MAJOR ART MOVEMENTS
Contributed by Jacquelyn Olalere.
In our previous article, we introduced you to three major art movements that played crucial roles in developing art, technology, science, and the world as it is today. But that’s not all of them, and so in this article today, we’ll give you other art movements that shaped the world.
In the early 19th century, the French term initially referred to as an army vanguard found its way into the art dictionary. It was used to describe any movement, artist, or artwork that doesn’t conform to the traditional or common concepts. In essence, art that delved into experimental ideas and forms. Avant-Garde was first described by Henri de Saint-Simon, who believed in the power of arts and believed there was a firm connection between radical art practices and military strategies and formations. This movement is also considered to be the start of modern art. It is deeply appreciated for its bold, innovative, and constant boundary-pushing.
Famous works of this movement include The Black Square by Kazimir Malevich, Impression Sunrise by Claude Monet, Fountain by Duchamp, and the well-known Cut with the Kitchen Knife Dada through the Last Weimer Beer Belly Cultural Epoch by Hannah Hoch.
This was a movement that sought to unify all artists and their works. The Staatliches Bauhaus, a German art school commonly known as the Bauhaus, played a significant role in the birth of this art movement founded by an architect named Walter Gropius in 1919. The movement was aimed at using many art forms to create a single piece. This wasn’t limited to one part of art but included many other aspects, including fine arts, architecture, graphic design, calligraphy, and all the different ways arts were expressed. At the Bauhaus School of art, all students collaborated with their peers and teachers to produce designs that could be combined to give aesthetic beauty. Today, we have different calligraphy designs that are used together, multiple art pieces, and designs used in interior design to provide a beautiful finish.

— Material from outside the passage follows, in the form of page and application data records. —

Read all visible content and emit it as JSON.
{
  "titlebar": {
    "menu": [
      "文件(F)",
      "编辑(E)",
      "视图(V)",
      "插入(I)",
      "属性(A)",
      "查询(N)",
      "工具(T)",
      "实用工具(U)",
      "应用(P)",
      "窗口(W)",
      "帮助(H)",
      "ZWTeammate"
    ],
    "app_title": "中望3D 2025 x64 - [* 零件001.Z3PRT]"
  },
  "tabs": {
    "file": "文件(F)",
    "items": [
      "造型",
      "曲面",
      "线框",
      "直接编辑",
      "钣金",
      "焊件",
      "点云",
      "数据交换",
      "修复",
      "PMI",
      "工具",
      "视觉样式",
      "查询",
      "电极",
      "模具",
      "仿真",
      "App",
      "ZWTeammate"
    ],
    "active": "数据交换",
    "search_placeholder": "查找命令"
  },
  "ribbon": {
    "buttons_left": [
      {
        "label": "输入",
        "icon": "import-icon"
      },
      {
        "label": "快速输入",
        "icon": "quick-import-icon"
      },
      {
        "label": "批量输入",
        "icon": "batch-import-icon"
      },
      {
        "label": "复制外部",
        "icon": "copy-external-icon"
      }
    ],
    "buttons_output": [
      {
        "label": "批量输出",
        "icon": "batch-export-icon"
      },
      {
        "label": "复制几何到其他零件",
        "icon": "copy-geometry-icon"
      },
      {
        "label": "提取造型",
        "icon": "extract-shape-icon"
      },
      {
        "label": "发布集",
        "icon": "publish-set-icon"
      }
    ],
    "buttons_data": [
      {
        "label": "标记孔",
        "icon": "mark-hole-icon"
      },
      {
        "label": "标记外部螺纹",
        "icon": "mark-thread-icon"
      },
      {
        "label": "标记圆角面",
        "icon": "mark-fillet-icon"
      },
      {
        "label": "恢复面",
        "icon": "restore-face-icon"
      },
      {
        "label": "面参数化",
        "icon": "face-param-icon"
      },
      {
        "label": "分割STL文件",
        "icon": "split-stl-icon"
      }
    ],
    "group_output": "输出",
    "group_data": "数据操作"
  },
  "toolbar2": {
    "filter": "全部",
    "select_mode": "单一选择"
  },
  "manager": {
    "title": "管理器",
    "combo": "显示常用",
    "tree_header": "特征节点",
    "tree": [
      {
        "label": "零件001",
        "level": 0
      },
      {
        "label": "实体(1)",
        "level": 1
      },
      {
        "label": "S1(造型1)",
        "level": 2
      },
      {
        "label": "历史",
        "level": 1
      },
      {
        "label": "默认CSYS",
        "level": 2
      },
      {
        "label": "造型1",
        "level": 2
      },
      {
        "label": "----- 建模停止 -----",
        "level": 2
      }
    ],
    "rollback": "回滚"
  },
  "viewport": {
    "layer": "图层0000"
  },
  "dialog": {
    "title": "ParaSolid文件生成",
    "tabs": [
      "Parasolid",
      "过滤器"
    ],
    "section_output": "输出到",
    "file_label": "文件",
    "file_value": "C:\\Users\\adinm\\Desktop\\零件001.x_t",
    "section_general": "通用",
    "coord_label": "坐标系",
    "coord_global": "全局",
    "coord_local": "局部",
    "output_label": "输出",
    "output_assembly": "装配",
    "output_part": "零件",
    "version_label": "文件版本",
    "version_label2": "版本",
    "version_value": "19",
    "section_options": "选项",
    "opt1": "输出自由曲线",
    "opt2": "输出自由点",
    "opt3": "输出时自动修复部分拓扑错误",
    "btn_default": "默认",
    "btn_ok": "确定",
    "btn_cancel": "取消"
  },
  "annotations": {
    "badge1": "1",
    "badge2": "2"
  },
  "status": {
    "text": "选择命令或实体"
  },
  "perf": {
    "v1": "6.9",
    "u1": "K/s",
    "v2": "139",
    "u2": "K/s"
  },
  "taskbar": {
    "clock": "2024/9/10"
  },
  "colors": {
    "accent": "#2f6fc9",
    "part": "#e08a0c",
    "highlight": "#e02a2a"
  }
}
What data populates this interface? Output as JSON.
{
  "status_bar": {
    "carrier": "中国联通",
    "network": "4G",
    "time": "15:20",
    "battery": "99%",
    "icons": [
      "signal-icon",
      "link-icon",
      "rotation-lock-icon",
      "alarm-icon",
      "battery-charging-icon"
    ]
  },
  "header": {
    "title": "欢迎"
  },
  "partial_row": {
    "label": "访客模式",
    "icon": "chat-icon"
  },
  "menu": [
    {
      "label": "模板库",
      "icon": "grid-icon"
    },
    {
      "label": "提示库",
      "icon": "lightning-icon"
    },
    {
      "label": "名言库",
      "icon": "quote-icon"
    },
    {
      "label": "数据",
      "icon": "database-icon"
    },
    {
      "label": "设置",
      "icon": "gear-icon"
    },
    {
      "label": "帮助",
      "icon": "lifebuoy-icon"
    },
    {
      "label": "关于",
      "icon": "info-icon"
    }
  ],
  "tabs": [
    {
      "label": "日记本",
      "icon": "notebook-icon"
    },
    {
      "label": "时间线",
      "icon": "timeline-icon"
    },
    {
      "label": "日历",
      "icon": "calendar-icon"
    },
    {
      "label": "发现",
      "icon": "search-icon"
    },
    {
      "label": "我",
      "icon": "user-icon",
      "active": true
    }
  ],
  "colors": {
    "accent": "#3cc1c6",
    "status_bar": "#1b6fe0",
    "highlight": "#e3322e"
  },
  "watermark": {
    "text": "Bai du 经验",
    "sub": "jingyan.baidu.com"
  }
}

Notable artists of this movement include Walter Gropius, the founder himself, Paul Klee, Laszlo Moholy-Nagy, Franz Ehrlich, Adolf Meyer, and many others. Significant works include Ghost Chamber with the Tall door, by Paul Klee, the “Wassily” armchair by Marcel Breuer, “Kubus” Stacking Containers by Vereinigte Lausitzer Glaswerke, the New York’s Pan Am Building by Walter Gropius.
Read about the Wassily armchair here.
Mainly created by famous artists Pablo Picasso and George Braque in Paris between 1907 and 1914, this movement revolutionized European painting and sculpture, stretching to influence and inspire related movements in music and literature. Cubism is thought by many to be the most influential art movement of the 20th century. It is highly characterized by foreshortening, flat two-dimensional picture planes, straight-line construction, and colors that were considered monochromatic.
Famous artists of this movement include Pablo Picasso, Piet Mondrian, Marcel Duchamp, Le Corbusier, George Braque, and other notable people. Art pieces created from this movement include Les Demoiselles d’Avignon by Pablo Picasso, Portrait of Pablo Picasso by Juan Gris, and Nude Descending a Staircase by Marcel Duchamp, among others.
See cubism works on the website here.
We’ll be bringing more art movements we think you should know about in our next article.
As Leonardo Da Vinci said, “Art is never finished, only abandoned.”
Except we won’t be abandoning you!